## What to do
Which of the lines below mention the word "command"? Pull each one out.

(Records to process begins)

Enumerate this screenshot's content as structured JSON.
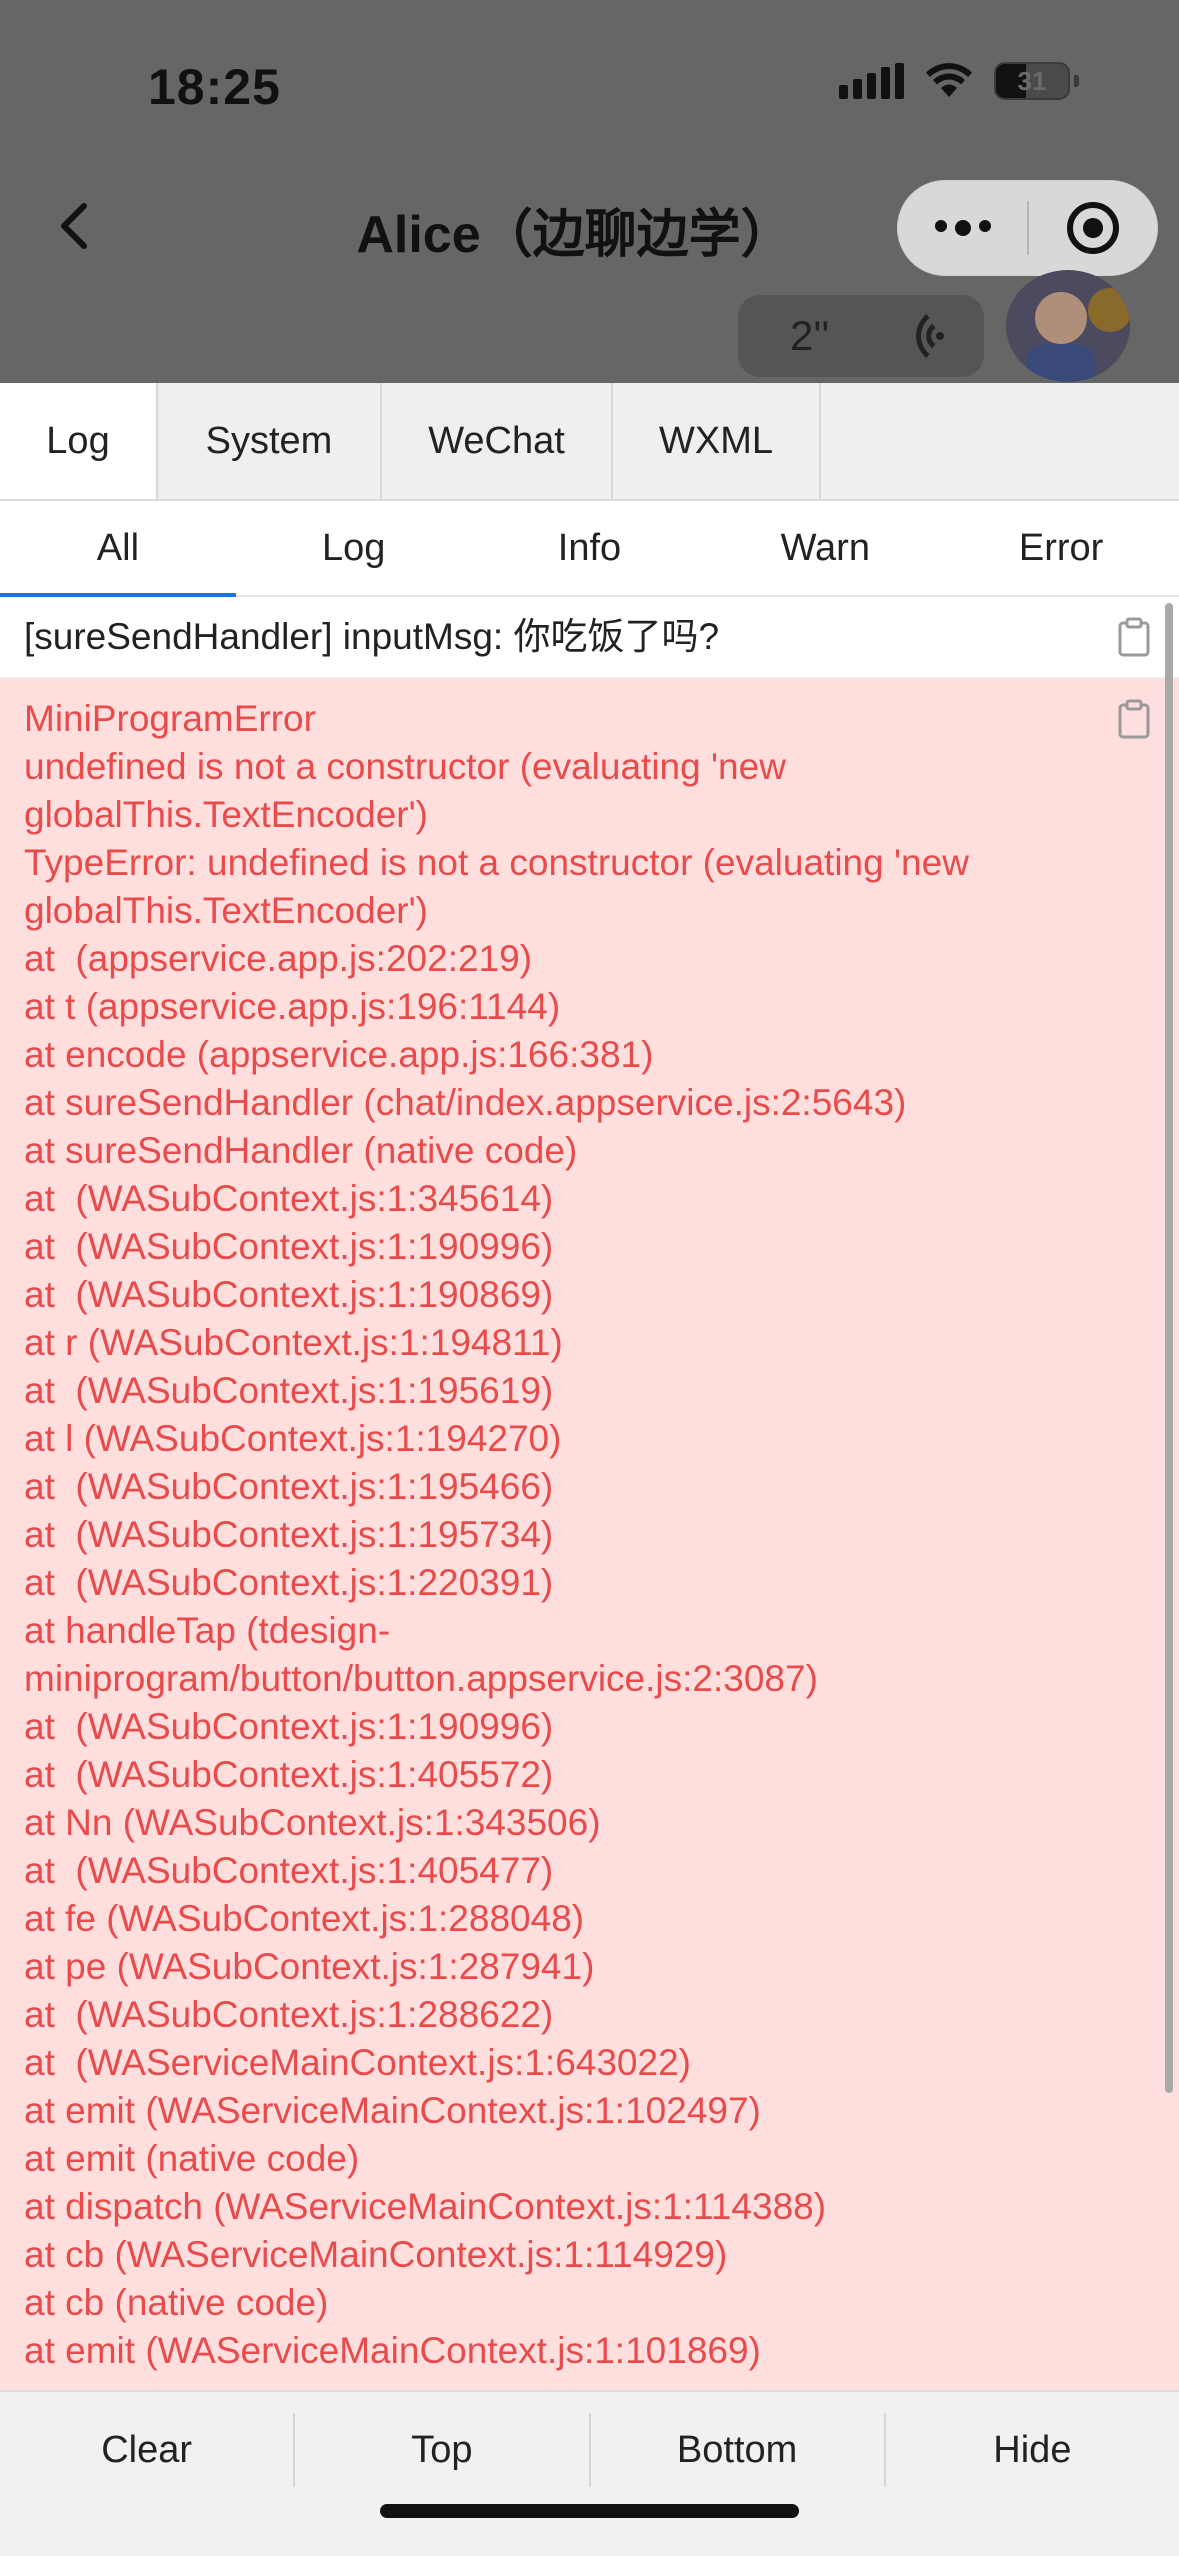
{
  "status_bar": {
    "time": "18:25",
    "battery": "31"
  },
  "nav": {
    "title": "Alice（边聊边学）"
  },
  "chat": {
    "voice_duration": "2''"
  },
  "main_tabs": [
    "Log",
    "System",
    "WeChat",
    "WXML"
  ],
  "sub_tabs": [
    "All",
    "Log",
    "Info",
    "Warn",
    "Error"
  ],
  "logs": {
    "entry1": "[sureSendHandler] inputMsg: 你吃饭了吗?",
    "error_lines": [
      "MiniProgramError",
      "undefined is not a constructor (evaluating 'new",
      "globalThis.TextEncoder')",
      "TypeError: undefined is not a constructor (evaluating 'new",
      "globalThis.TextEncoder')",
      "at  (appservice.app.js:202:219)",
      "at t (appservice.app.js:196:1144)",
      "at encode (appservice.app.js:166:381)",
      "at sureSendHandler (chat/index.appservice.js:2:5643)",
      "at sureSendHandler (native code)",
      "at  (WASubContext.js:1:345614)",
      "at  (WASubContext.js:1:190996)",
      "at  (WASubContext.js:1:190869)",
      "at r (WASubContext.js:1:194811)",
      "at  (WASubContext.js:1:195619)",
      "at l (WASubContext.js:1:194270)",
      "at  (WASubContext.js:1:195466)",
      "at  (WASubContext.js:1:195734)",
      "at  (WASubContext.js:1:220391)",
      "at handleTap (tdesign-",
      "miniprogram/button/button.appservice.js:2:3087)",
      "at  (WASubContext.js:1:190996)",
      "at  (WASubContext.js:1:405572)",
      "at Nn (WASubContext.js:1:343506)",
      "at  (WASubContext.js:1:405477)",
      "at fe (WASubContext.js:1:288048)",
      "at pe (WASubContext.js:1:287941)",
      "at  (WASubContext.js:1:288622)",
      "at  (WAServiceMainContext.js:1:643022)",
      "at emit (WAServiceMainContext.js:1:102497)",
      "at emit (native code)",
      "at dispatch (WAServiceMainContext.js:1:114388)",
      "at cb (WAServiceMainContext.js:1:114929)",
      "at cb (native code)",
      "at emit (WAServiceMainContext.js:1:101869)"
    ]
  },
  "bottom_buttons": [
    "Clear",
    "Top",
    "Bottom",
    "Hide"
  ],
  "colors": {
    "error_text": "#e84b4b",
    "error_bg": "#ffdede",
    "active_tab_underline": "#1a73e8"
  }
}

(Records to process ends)
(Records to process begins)

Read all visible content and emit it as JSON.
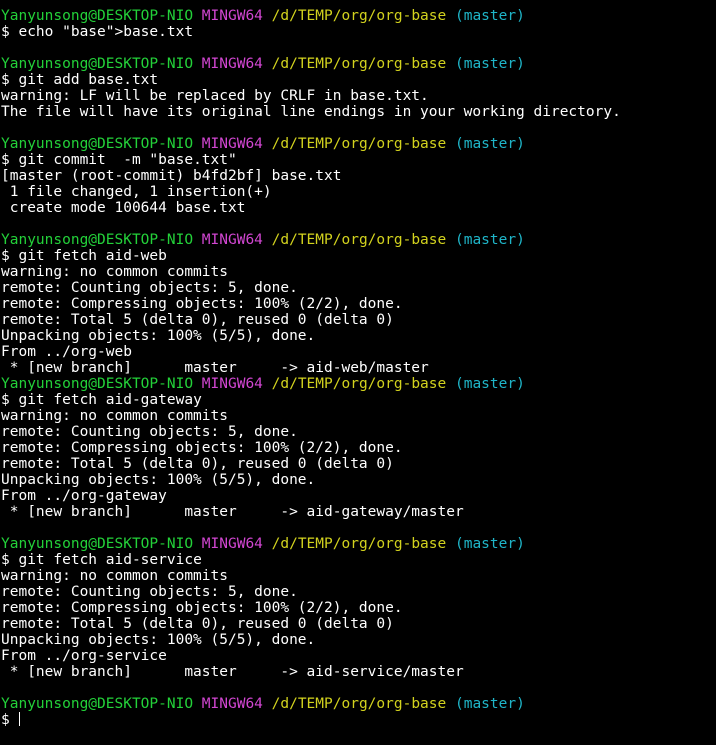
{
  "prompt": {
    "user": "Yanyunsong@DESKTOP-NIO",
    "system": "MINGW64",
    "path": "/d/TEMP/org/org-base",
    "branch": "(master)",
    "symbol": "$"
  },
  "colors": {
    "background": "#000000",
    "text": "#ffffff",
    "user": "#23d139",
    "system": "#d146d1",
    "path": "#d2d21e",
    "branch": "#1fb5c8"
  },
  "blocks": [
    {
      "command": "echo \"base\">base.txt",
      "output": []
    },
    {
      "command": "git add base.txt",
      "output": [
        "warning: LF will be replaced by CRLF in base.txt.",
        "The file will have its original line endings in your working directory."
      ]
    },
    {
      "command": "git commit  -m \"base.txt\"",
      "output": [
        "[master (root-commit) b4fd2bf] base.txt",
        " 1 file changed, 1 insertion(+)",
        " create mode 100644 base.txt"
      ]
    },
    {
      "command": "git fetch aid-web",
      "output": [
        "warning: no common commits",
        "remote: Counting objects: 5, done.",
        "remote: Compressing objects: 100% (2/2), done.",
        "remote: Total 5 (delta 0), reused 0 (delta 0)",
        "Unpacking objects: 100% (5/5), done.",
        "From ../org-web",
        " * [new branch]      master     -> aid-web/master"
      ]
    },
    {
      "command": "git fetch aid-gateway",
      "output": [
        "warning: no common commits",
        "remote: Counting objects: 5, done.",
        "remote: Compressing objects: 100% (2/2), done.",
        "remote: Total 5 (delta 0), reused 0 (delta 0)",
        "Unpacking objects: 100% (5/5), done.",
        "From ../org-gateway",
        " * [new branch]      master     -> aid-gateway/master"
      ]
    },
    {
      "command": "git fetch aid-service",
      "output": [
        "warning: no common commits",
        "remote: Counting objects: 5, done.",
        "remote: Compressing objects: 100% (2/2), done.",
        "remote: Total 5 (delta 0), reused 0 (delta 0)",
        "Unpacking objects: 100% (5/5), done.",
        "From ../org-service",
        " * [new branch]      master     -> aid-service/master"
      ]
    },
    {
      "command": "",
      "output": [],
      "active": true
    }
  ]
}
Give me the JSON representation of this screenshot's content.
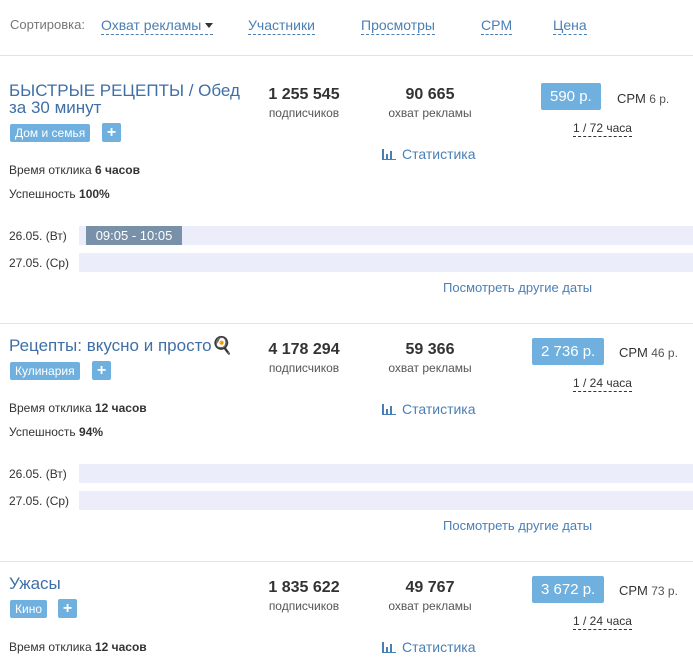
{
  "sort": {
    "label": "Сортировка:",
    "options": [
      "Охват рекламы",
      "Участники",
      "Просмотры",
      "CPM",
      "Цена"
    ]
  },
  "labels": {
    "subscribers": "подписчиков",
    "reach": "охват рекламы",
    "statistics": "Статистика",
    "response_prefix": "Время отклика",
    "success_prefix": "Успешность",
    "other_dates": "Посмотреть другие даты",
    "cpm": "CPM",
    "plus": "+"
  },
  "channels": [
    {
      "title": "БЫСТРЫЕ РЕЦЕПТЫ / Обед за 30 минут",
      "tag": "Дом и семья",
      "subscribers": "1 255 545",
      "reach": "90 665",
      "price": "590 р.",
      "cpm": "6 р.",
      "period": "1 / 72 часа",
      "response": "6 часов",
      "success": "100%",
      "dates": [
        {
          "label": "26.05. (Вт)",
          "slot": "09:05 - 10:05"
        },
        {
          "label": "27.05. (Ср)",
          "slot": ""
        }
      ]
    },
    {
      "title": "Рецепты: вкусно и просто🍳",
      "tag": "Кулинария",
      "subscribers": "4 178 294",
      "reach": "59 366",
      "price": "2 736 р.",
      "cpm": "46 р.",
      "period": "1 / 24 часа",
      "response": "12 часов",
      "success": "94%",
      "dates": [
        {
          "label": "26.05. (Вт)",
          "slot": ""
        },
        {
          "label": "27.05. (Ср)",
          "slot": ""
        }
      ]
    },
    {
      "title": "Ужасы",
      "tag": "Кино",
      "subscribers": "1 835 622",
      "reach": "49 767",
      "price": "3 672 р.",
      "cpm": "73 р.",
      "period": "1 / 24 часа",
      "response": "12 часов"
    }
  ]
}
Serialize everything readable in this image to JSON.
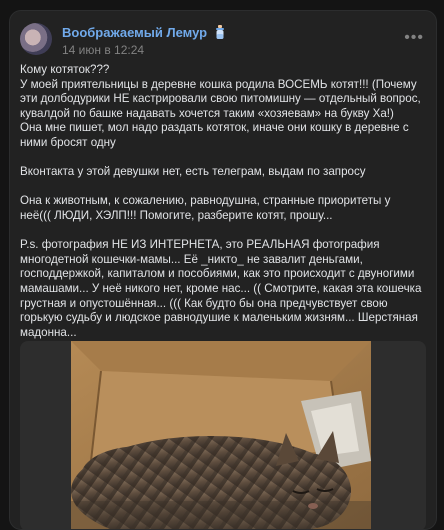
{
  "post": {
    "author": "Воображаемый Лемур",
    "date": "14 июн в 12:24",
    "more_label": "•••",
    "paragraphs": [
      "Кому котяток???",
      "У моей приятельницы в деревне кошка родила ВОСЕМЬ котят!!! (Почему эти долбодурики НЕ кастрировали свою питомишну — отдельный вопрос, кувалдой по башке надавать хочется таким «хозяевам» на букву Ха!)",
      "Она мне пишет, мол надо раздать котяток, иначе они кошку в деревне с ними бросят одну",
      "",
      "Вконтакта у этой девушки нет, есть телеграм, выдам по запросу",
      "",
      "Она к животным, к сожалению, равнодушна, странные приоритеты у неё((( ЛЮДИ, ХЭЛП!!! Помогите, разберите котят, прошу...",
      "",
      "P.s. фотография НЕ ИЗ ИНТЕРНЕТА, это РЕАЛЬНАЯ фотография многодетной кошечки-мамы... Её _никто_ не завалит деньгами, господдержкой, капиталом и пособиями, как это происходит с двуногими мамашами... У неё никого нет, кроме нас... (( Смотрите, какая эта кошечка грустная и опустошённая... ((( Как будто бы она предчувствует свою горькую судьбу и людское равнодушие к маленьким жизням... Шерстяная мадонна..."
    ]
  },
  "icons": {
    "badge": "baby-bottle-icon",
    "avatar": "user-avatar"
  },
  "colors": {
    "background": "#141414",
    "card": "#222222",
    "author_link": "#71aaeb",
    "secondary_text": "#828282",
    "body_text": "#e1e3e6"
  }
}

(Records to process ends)

## Result of the task
      "command": "echo \"base\">base.txt",
      "command": "git add base.txt",
      "command": "git commit  -m \"base.txt\"",
      "command": "git fetch aid-web",
      "command": "git fetch aid-gateway",
      "command": "git fetch aid-service",
      "command": "",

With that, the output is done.